Mobile money platforms are enabling microfinance, while popular crowdfunding apps have opened up both investment and donation opportunities. Location services and GPS tracking are a boon for advertisers, including banks wishing to promote their brands and services to relevant and targeted communities. One indicator of customers’ financial stability is how often and by how much they “top-up” — replenish — funds in their accounts via their mobile phone. For example, a customer who tops-up one large amount at the same time each month may have a salaried job, while another who tops-up very small amounts on an ad-hoc basis may indicate that he or she has a more informal employment status. If customers regularly move from one specific place to another on weekdays as indicated via their phone’s GPS tracker, this could indicate they are commuting to and from work and thus have a stable job. Mobile calls from overseas might indicate jobs that require traveling or, if done on weekends, high disposable incomes that allow for leisure travel.
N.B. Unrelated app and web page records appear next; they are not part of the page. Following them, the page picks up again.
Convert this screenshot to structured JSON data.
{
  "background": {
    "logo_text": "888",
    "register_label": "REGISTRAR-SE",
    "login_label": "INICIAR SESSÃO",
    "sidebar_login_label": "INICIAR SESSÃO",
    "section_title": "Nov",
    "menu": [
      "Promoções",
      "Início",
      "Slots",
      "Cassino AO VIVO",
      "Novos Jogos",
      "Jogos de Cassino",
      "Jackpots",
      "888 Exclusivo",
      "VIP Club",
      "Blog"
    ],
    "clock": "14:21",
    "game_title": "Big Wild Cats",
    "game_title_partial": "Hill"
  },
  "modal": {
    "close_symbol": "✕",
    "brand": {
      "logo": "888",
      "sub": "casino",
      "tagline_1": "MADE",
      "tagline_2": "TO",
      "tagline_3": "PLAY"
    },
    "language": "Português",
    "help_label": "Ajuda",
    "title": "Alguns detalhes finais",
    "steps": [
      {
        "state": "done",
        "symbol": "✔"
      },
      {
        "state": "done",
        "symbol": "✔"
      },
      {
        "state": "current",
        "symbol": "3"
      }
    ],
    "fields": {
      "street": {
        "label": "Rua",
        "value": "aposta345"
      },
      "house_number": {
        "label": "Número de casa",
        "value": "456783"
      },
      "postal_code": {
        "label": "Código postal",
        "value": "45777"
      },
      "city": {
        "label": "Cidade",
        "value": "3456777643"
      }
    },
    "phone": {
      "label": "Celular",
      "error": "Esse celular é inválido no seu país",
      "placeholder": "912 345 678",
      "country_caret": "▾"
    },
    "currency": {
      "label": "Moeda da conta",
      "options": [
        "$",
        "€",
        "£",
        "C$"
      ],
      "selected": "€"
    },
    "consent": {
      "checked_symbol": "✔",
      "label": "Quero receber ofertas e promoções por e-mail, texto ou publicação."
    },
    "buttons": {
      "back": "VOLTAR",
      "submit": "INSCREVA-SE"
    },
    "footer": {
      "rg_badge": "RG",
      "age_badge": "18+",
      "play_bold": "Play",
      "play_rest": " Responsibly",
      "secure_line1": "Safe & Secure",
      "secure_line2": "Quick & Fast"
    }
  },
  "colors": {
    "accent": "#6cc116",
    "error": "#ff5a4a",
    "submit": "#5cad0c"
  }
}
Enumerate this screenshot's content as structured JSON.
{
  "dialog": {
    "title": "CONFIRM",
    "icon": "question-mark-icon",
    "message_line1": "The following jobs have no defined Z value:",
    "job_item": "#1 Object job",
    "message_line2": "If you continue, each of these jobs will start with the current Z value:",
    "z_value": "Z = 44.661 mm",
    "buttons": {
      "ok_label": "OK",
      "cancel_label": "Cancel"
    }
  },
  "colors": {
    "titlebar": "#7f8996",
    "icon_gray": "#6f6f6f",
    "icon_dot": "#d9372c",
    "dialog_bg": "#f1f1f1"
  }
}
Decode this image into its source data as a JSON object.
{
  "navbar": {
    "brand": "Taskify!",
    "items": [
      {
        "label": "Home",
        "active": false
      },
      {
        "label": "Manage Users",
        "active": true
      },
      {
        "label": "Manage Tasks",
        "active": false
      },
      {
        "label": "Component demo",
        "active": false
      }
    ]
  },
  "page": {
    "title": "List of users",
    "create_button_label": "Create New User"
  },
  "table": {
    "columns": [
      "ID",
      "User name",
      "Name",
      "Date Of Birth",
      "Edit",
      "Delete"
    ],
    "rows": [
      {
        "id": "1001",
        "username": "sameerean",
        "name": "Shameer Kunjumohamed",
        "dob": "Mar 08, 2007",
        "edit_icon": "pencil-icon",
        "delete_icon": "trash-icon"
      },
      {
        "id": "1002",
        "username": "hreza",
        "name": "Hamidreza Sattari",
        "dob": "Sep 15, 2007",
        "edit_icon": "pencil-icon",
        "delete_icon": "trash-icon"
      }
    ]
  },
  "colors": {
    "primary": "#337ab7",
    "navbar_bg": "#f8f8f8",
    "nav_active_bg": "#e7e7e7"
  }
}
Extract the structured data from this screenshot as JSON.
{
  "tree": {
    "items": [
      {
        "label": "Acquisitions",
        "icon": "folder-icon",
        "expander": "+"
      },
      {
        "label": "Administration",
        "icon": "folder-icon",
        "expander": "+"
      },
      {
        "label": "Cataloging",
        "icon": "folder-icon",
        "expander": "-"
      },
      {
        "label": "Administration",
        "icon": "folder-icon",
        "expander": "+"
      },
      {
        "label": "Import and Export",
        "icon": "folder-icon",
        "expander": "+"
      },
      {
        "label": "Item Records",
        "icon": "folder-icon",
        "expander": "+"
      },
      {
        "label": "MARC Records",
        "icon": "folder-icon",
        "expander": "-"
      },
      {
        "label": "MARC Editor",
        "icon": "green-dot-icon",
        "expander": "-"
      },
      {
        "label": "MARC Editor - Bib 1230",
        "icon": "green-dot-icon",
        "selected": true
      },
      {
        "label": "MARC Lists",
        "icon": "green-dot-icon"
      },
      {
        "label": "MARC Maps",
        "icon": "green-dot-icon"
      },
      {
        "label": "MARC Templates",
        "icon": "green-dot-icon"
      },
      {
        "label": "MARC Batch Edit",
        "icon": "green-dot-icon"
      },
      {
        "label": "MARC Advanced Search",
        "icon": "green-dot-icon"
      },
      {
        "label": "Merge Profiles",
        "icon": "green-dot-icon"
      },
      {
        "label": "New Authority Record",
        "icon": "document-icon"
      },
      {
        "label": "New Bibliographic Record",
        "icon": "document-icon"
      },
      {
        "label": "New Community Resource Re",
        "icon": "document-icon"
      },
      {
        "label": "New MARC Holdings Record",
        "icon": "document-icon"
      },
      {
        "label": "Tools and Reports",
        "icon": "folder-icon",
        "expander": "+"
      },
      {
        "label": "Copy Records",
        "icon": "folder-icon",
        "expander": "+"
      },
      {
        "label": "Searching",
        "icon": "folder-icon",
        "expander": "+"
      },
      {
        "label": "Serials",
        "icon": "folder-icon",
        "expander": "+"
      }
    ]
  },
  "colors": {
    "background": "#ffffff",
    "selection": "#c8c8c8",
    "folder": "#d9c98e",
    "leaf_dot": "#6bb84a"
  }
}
With the availability of more open infrastructures and data feeds, these institutions can develop new applications, harnessing the greater flexibility associated with application programming interface (API) technology, and quickly provide product customization and experience to support new and existing customers. But realizing these benefits is not easy. Many of the most promising markets lack a mature financial services ecosystem. They are challenged by a patchy telecommunications infrastructure, limited IT vendor presence and scarcity of customer data. These factors make it difficult for banks to effectively reach and engage customers, manage risks and improve operations and highlight the need for different approaches to banking.

Banks in maturing economies often face internal challenges, as well as macroeconomic limitations. For example, processes around operational risk, anti-money laundering (AML) and Know Your Customer (KYC), the due diligence to verify the identity and integrity of clients, as well as comprehend their risk tolerance, investment knowledge and financial position are more likely to be underdeveloped. Data governance, standards and infrastructure are often unsophisticated. Banks in emerging markets that are overcoming these issues successfully aren’t trying to replicate the traditional processes of developed market banks. Instead, creative approaches are solving old banking problems. Poland’s mBank may have the world’s fastest and most convenient loan in retail banking. Customers request loans online or via their mobile phone and have a response within 30 seconds. The Quick Loan Program uses an existing platform of pre-approved loans and accesses information on customers’ salaries and employment status. In Kuwait, Boubyan Bank’s interactive video tellers allow it to expand into new locations where full-size branches are not viable. ATM-based technology allows customers to talk to a live remote teller who controls the machine to conduct transactions, such as cash deposits, transfers between accounts and cash or check acceptance without a card.